About this task -> Determine which lines of the records include the word "page", and copy them.

---- Input records

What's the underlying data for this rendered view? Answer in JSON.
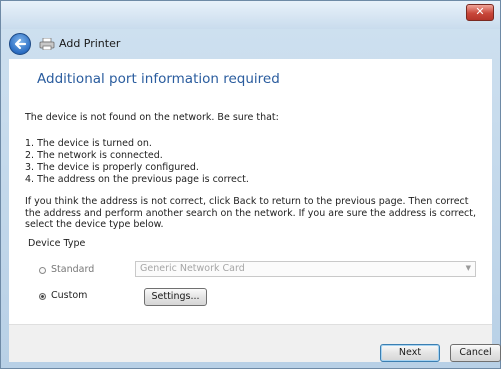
{
  "window": {
    "close_glyph": "✕"
  },
  "nav": {
    "title": "Add Printer",
    "back_icon": "back-arrow-icon",
    "printer_icon": "printer-icon"
  },
  "content": {
    "heading": "Additional port information required",
    "intro": "The device is not found on the network.  Be sure that:",
    "checklist": [
      "1.  The device is turned on.",
      "2.  The network is connected.",
      "3.  The device is properly configured.",
      "4.  The address on the previous page is correct."
    ],
    "paragraph": "If you think the address is not correct, click Back to return to the previous page.  Then correct the address and perform another search on the network.  If you are sure the address is correct, select the device type below.",
    "device_type_label": "Device Type",
    "standard_label": "Standard",
    "standard_value": "Generic Network Card",
    "standard_selected": false,
    "custom_label": "Custom",
    "custom_selected": true,
    "settings_button": "Settings..."
  },
  "footer": {
    "next_button": "Next",
    "cancel_button": "Cancel"
  },
  "colors": {
    "heading": "#2a5c9e",
    "close": "#c9473a",
    "frame": "#b8d0e6"
  }
}
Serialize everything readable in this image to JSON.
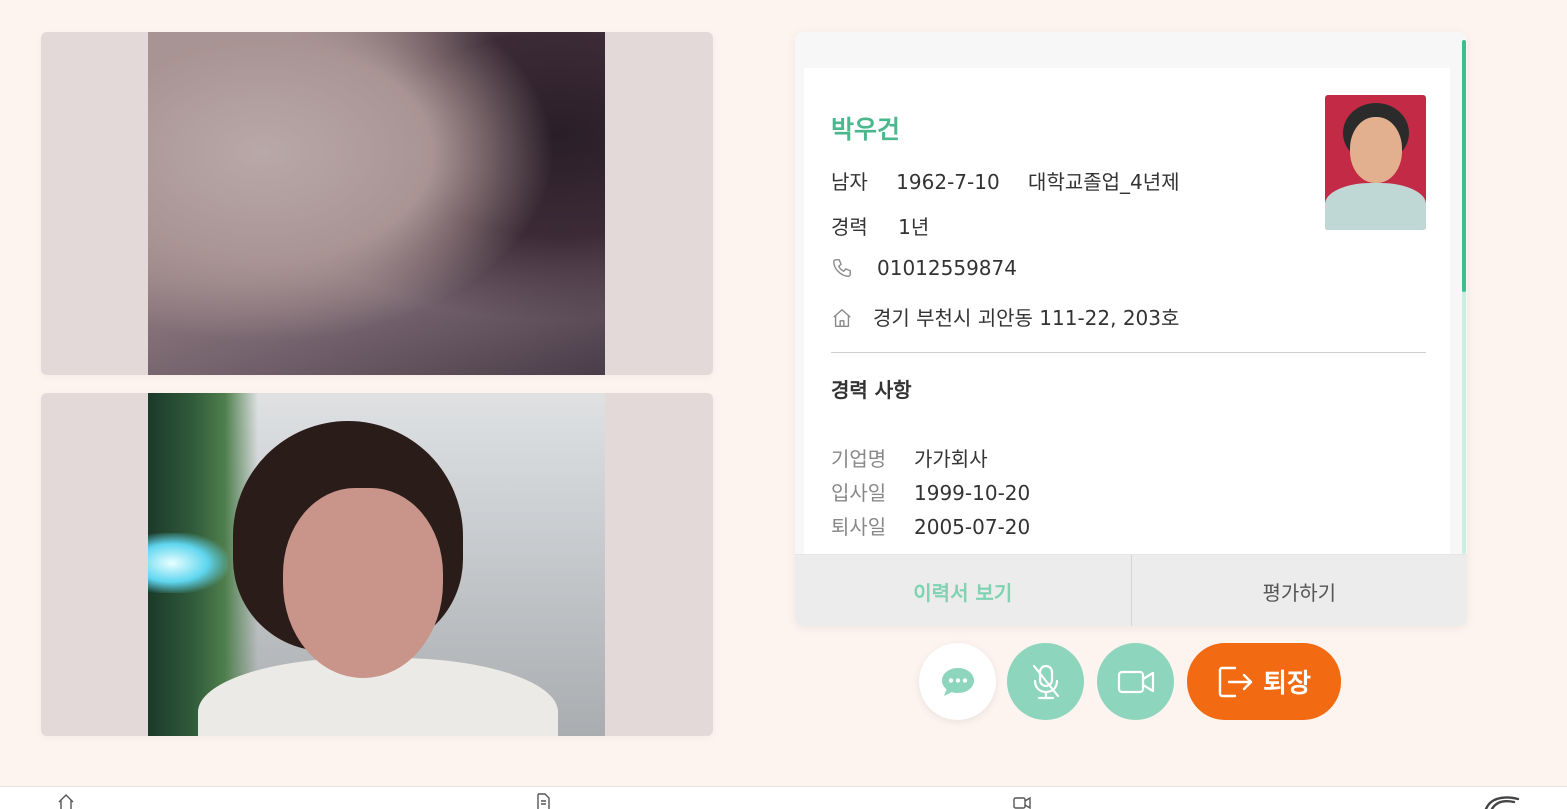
{
  "candidate": {
    "name": "박우건",
    "gender": "남자",
    "birth": "1962-7-10",
    "education": "대학교졸업_4년제",
    "experience_label": "경력",
    "experience_value": "1년",
    "phone": "01012559874",
    "address": "경기 부천시 괴안동 111-22,  203호"
  },
  "career": {
    "section_title": "경력 사항",
    "company_label": "기업명",
    "company_value": "가가회사",
    "join_label": "입사일",
    "join_value": "1999-10-20",
    "leave_label": "퇴사일",
    "leave_value": "2005-07-20"
  },
  "card_buttons": {
    "view_resume": "이력서 보기",
    "evaluate": "평가하기"
  },
  "controls": {
    "exit_label": "퇴장",
    "chat_icon": "chat-bubble-icon",
    "mic_icon": "mic-off-icon",
    "camera_icon": "video-camera-icon",
    "exit_icon": "exit-door-icon"
  },
  "colors": {
    "accent_green": "#4ab78c",
    "mint": "#8ed5bd",
    "exit_orange": "#f26a12",
    "background": "#fdf3ef"
  },
  "bottom_nav": {
    "icons": [
      "home-icon",
      "document-icon",
      "video-icon",
      "logo-icon"
    ]
  }
}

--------

Task answer ->
      "4.  The address on the previous page is correct."
    "paragraph": "If you think the address is not correct, click Back to return to the previous page.  Then correct the address and perform another search on the network.  If you are sure the address is correct, select the device type below.",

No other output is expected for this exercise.